Trauma to left first amputation site led to ulceration on the plantar aspect of first metatarsal phalangeal joint area in 2010, which healed in 14 weeks with podiatry intervention. Subsequent ulceration on the plantar first/second metatarsal phalangeal joints on the left foot in 2012 and 2013 were managed by the podiatry team. X-ray of the area showed no underlying deformities, osteomyelitis or bone shards present in the wound. The wound healed within 8 weeks.
In May 2014, the amputation site re-ulcerated and became infected. Infection was managed with 500mg flucloxacillin four times daily and the wound decreased in size over 6 weeks (from 20mm x 16mm x 2mm baseline to 8mm x 7mm x 2mm). In August 2014 the wound deteriorated again, measuring 30mm x 27mm x 4mm on presentation following the patient’s holiday. By September 2014, the wound had become static despite offloading the wound with 10mm semi-compressed felt plantar padding and bespoke orthoses.

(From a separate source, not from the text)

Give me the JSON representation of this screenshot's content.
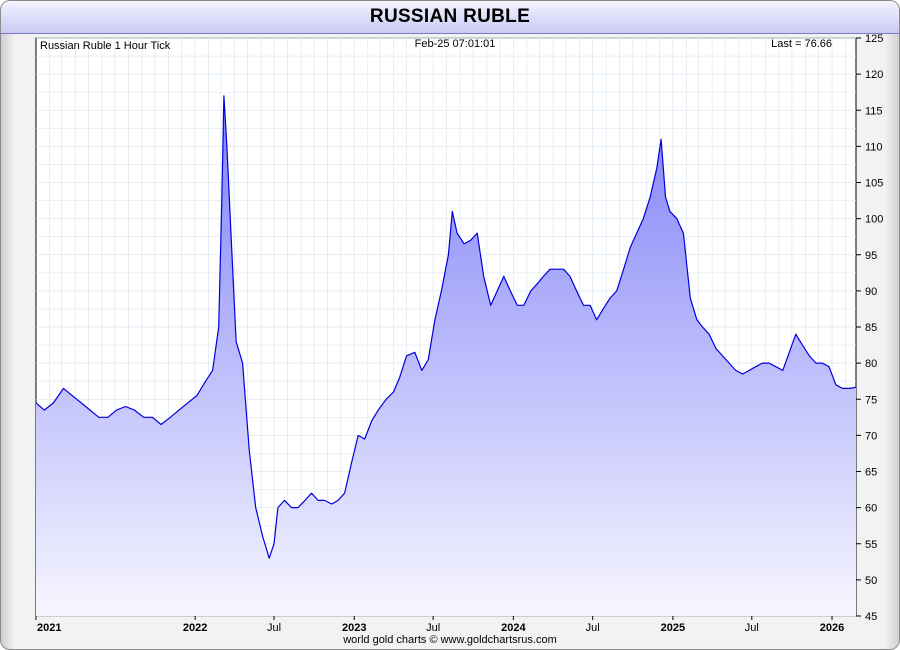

The decision was made in September 2014 to use an offloading cast. TCC-EZ, a new system in the UK, was chosen, having been used in the USA with excellent results. TCC-EZ was applied on 16 September 2014. A petrolatum-gauze dressing was applied under the cast from week 3 to hydrate the skin on the foot.
After 3 weeks’ treatment, the wound had healed. The decision was made to continue use of the cast for a further week, to allow healed tissue to strengthen and help reduce risk of re-ulceration. The cast was removed one week later and the patient returned to bespoke footwear with custom orthoses to manage plantar pressures and reduce risk of re-ulceration. The patient subsequently had a rub on the dorsum of the third and fourth toes from his footwear; these areas healed within 3 weeks and the patient remains ulcer-free 10 weeks post-TCC-EZ removal.

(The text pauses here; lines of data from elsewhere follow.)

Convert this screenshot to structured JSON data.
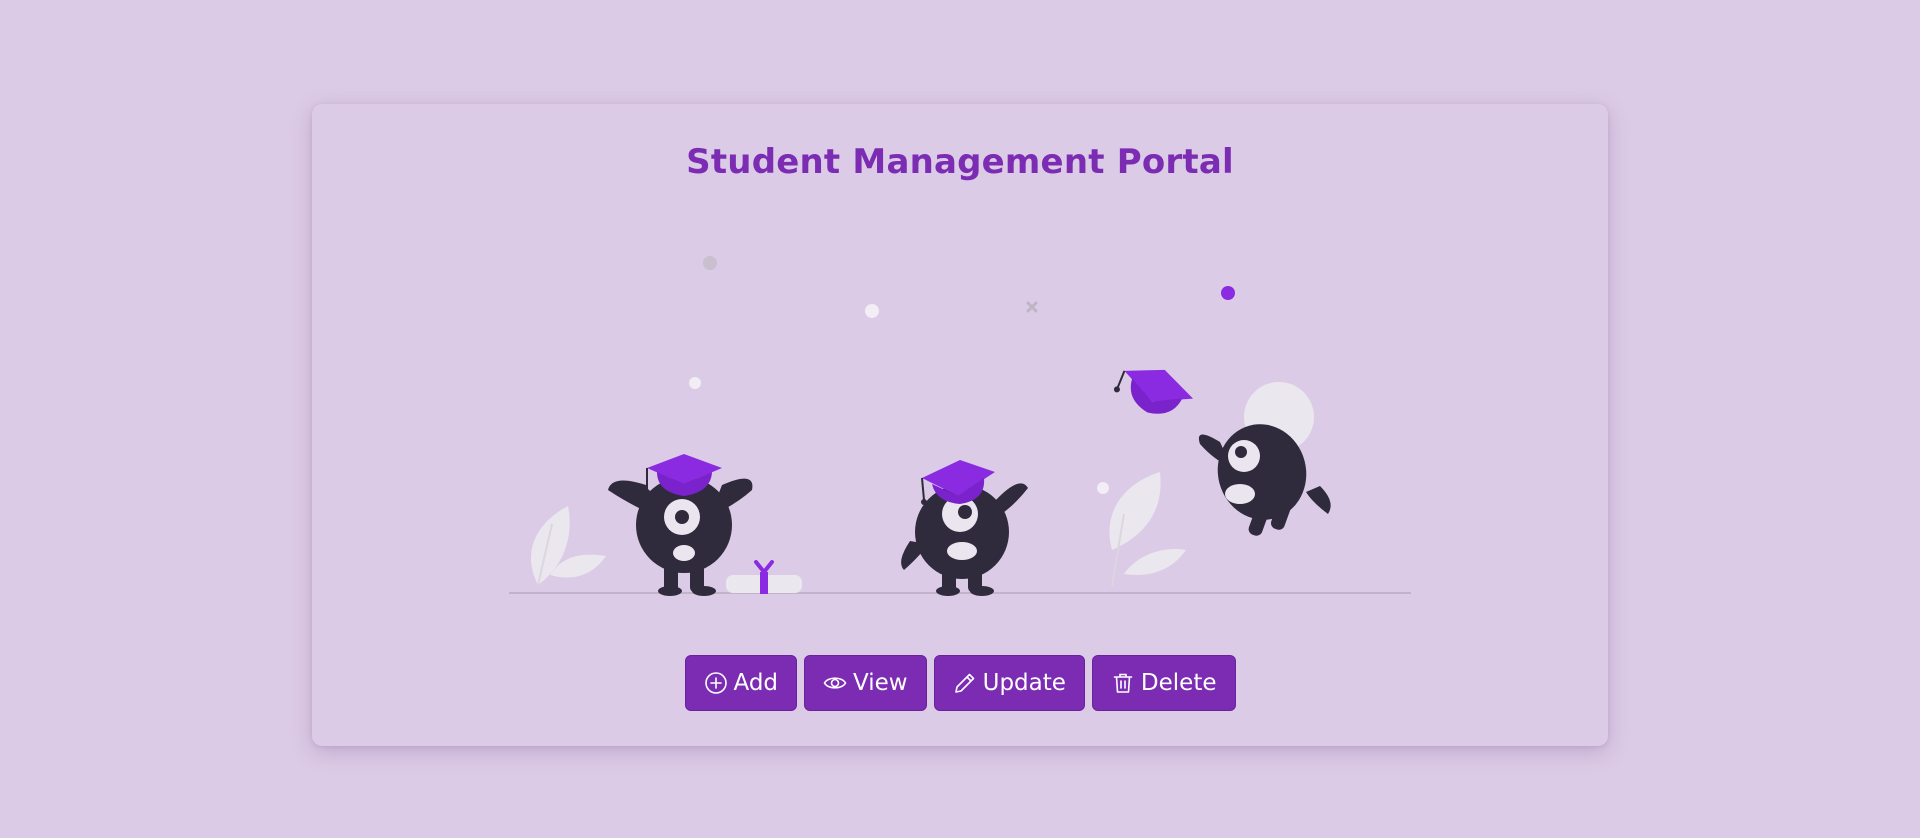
{
  "page": {
    "title": "Student Management Portal"
  },
  "colors": {
    "background": "#dccbe6",
    "card": "#dbcbe6",
    "accent": "#7b2cb3",
    "illustration_purple": "#8a2be2",
    "character": "#2f2b3c"
  },
  "illustration": {
    "name": "graduation-celebration",
    "icons": [
      "graduation-cap-icon",
      "diploma-icon",
      "leaf-icon"
    ]
  },
  "actions": [
    {
      "label": "Add",
      "icon": "plus-circle-icon"
    },
    {
      "label": "View",
      "icon": "eye-icon"
    },
    {
      "label": "Update",
      "icon": "pencil-icon"
    },
    {
      "label": "Delete",
      "icon": "trash-icon"
    }
  ]
}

The patient’s compliance and cooperation has been a key factor in ensuring success with TCC-EZ. He was happy that he was able continue his daily activities and, in particular, was able to maintain his role as main carer by visiting his wife in hospital on a regular basis and managing the house while ensuring he rested sufficiently to heal his wound.
The cost of ulceration and amputation care for people with diabetes is likely to rise substantially unless there are a significant changes in the delivery of diabetic foot care services within the NHS. Provision of higher quality, cost-effective foot care for people with diabetes, and early intervention to avoid complications, are likely to play an important part in attempts to improve the overall quality and productivity of the NHS in the coming years (Kerr, 2012).

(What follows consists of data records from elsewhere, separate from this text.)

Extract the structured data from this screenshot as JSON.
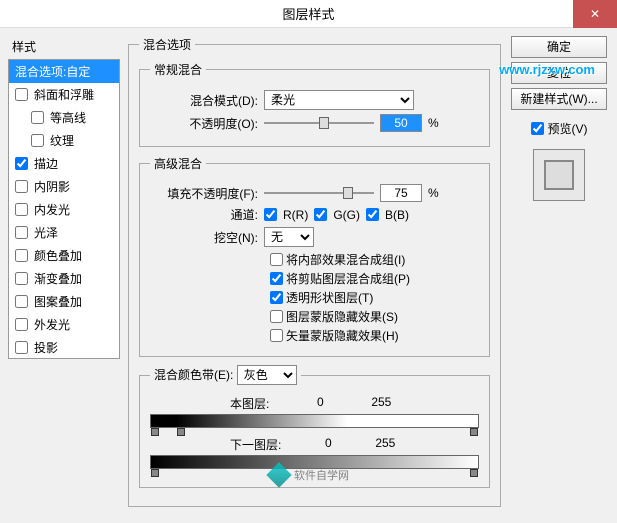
{
  "title": "图层样式",
  "styles_label": "样式",
  "styles": [
    {
      "label": "混合选项:自定",
      "checked": null,
      "selected": true,
      "sub": false
    },
    {
      "label": "斜面和浮雕",
      "checked": false,
      "sub": false
    },
    {
      "label": "等高线",
      "checked": false,
      "sub": true
    },
    {
      "label": "纹理",
      "checked": false,
      "sub": true
    },
    {
      "label": "描边",
      "checked": true,
      "sub": false
    },
    {
      "label": "内阴影",
      "checked": false,
      "sub": false
    },
    {
      "label": "内发光",
      "checked": false,
      "sub": false
    },
    {
      "label": "光泽",
      "checked": false,
      "sub": false
    },
    {
      "label": "颜色叠加",
      "checked": false,
      "sub": false
    },
    {
      "label": "渐变叠加",
      "checked": false,
      "sub": false
    },
    {
      "label": "图案叠加",
      "checked": false,
      "sub": false
    },
    {
      "label": "外发光",
      "checked": false,
      "sub": false
    },
    {
      "label": "投影",
      "checked": false,
      "sub": false
    }
  ],
  "blend_options": {
    "legend": "混合选项",
    "normal": {
      "legend": "常规混合",
      "mode_label": "混合模式(D):",
      "mode_value": "柔光",
      "opacity_label": "不透明度(O):",
      "opacity_value": "50",
      "pct": "%"
    },
    "advanced": {
      "legend": "高级混合",
      "fill_label": "填充不透明度(F):",
      "fill_value": "75",
      "pct": "%",
      "channel_label": "通道:",
      "ch_r": "R(R)",
      "ch_g": "G(G)",
      "ch_b": "B(B)",
      "knockout_label": "挖空(N):",
      "knockout_value": "无",
      "opts": [
        {
          "checked": false,
          "label": "将内部效果混合成组(I)"
        },
        {
          "checked": true,
          "label": "将剪贴图层混合成组(P)"
        },
        {
          "checked": true,
          "label": "透明形状图层(T)"
        },
        {
          "checked": false,
          "label": "图层蒙版隐藏效果(S)"
        },
        {
          "checked": false,
          "label": "矢量蒙版隐藏效果(H)"
        }
      ]
    },
    "blendif": {
      "legend_label": "混合颜色带(E):",
      "legend_value": "灰色",
      "this_layer": "本图层:",
      "next_layer": "下一图层:",
      "v0": "0",
      "v255": "255"
    }
  },
  "buttons": {
    "ok": "确定",
    "cancel": "复位",
    "newstyle": "新建样式(W)...",
    "preview": "预览(V)"
  },
  "watermark": "www.rjzxw.com",
  "footer": "软件自学网"
}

Offloading is key to preventing and healing plantar neuropathic foot ulcers in diabetes. TCC is recommended in guidelines as a first-line option for offloading; however, the use of irremovable devices has been found to be low.
Embedding TCC-EZ into current working practices can help to offset some of the challenges of TCC. Clinical experience and early evidence indicates an important role for TCC-EZ as a method of TCC offloading in patients with diabetic foot problems. One of the most attractive features of TCC-EZ is that it is easy to apply and safe to use, allowing clinicians with different levels of experience to use the device confidently.
Improving diabetes footcare and reducing amputations saves lives and saves money (Feet First — http://www.scpod.org/easysiteweb/getresource.axd?assetid=35947). CCGs should set themselves challenging targets for reducing amputations each year with the involvement of people with diabetes and local clinicians.
The product used by the authors was purchased from Derma Sciences and training was provided by the company to both Emily Sambrook and Tom Delpierre.